What should I look for in Command prompt when I'm looking for an available IP???

What should I look for in Command prompt when I'm looking for an available IP, when I type "ping xxx.xxx.xx.xxx"?

Also what should I type for the x's, if my PC's ip address is "192.168.2.12"?

normally you change the last octet of the IP address until ping finds no response,

ping 192.168.1.13 ping 192.168.1.14 ping 192.168.1.15 etc

But fortunately there are free programs that can do this for you e.g. - http://www.radmin.com/download/utilities.php -

You need to be a little cautious, because an address that is free today may not be free in an hour's time. I assume you are using some sort of router on an internal network, judging by your IP address. If you just choose "one up" from the last one in use, the next time the router needs to allocate an address, it may choose that one, then you have major problems.

The private IP address range starting with 192.168.x.x goes from 192.168.0.0 – 192.168.255.255

The best thing would be to check whatever it is that allocates the DHCP addresses (probably your router) and look at its configuration. There is normally an IP address that you connect your web browser to, to achieve this.

Then look for something like this (from my router):

In my case I am using the private IP range starting with 10.x.x.x, and you can see from the graphic that the DHCP server is configured to allocate addresses from 10.0.0.101, with a maximum of 50 (so the highest would be 10.0.0.150).

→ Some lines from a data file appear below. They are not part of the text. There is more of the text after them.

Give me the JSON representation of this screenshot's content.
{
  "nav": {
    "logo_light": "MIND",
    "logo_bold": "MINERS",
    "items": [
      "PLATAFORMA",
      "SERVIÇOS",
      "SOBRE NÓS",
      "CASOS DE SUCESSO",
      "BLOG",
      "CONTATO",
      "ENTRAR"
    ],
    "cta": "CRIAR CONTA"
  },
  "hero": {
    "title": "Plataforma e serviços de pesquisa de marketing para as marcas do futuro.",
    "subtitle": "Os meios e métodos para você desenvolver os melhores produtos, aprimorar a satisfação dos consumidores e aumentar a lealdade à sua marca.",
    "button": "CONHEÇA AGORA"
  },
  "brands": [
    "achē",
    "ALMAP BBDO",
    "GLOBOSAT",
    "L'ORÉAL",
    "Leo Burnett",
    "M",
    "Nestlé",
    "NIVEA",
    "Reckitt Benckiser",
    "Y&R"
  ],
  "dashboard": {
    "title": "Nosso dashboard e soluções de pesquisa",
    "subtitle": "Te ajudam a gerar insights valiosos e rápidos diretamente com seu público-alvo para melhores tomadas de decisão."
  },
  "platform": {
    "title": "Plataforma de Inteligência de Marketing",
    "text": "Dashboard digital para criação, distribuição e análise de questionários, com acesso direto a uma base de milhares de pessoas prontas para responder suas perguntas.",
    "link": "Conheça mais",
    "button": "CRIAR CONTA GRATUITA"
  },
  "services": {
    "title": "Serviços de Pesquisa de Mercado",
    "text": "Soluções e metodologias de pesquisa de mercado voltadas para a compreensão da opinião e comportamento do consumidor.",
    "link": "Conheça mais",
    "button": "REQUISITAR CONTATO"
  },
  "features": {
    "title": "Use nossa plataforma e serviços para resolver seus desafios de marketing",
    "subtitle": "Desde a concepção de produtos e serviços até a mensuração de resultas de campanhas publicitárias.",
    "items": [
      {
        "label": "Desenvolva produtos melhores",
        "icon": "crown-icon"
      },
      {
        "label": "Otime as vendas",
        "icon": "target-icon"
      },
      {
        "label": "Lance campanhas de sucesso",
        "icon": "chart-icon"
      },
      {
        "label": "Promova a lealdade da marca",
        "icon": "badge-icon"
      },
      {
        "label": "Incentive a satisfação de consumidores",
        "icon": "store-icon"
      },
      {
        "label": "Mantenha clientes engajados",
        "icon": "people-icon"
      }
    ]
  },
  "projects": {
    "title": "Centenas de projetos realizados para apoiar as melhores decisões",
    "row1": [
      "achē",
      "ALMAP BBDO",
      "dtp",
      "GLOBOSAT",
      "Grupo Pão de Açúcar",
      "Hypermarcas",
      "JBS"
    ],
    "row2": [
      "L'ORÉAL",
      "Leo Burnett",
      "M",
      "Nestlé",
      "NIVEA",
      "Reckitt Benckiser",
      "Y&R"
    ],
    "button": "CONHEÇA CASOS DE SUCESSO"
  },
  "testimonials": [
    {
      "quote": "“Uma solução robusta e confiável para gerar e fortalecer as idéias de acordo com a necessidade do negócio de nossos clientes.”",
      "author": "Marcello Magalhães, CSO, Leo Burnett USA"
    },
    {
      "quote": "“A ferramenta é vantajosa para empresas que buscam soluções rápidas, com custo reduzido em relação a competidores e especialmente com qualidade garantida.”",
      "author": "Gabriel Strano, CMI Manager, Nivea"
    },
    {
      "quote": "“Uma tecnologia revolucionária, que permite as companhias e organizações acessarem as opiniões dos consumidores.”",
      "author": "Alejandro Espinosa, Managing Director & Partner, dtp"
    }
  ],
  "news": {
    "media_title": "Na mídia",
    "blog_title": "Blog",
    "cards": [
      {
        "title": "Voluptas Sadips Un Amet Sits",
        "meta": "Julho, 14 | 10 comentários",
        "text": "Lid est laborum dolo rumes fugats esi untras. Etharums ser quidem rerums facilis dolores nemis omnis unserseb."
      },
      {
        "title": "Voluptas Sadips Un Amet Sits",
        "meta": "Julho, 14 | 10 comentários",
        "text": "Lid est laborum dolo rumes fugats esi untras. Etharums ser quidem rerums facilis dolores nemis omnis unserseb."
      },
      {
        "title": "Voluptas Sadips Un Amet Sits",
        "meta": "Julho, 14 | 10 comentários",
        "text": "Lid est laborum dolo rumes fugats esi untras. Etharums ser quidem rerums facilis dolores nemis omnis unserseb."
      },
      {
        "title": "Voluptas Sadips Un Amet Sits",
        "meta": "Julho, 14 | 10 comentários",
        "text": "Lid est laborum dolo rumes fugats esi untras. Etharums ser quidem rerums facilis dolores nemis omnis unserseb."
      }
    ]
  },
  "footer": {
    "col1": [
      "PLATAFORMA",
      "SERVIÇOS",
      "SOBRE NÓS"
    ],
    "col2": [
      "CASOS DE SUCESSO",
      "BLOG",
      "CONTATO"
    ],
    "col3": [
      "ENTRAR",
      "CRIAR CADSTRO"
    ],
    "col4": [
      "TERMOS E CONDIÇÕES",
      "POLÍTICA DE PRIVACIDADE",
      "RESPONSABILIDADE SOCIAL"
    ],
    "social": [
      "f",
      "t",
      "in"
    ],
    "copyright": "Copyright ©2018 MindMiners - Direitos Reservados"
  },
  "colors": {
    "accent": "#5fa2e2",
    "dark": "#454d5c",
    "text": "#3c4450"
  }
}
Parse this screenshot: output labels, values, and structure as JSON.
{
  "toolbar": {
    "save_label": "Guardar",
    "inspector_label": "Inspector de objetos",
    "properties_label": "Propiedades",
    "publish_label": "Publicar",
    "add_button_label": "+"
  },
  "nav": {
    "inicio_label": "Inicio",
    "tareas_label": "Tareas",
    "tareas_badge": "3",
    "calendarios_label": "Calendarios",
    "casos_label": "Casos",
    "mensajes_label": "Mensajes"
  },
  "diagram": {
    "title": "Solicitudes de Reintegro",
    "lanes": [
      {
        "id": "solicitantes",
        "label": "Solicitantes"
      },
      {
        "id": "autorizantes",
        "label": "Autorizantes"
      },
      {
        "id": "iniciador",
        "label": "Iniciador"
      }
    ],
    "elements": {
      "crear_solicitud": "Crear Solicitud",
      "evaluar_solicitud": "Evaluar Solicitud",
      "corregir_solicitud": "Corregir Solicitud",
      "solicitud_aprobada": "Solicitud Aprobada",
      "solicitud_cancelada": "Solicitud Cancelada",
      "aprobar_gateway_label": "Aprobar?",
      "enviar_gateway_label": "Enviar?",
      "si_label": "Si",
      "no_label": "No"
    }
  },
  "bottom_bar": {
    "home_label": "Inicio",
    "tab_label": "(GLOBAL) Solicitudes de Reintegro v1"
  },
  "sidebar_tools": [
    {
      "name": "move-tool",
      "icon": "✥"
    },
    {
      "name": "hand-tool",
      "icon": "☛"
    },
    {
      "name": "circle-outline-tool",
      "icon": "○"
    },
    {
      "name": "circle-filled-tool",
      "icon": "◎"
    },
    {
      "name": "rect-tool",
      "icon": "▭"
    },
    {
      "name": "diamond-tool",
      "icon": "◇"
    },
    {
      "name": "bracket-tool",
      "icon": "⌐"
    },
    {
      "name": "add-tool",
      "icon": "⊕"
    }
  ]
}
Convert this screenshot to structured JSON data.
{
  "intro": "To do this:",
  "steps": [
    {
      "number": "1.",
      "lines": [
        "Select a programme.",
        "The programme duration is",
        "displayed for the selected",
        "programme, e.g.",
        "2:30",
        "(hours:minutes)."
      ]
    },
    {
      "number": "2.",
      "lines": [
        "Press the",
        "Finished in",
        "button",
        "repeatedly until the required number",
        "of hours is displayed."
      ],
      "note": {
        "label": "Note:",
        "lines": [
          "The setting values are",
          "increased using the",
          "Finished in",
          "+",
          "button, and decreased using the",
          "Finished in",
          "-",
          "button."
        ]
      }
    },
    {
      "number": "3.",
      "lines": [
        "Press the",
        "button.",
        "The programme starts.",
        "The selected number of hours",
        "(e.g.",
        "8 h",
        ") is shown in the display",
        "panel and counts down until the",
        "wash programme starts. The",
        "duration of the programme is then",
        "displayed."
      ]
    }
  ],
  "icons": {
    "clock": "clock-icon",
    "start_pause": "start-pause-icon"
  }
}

So in my case, I could allocate 10.0.0.160 (say) for a statically-allocated device, like an Arduino, without any possible future problems. Of course, that assumes that I don't forget, and allocate 10.0.0.160 next month to a different gadget. So some sort of manual documentation might be advisable.

In command prompt simply write “ipconfig/all” , you’ll get your ethernet ip address like 192.168.1.100 so add 1 to its last digit i-e 192.168.1.101 and write “ping 192.168.1.101” if it gives you ‘Request time out’ and 100% loss so this ip is free for your use, if not so then again add 1 to the last digit of your ip and repeat the process.

Thanks! That is very helpful!

Instead of ping you might want to try nmap. Anyway you should listen to Nick Gammon's advice.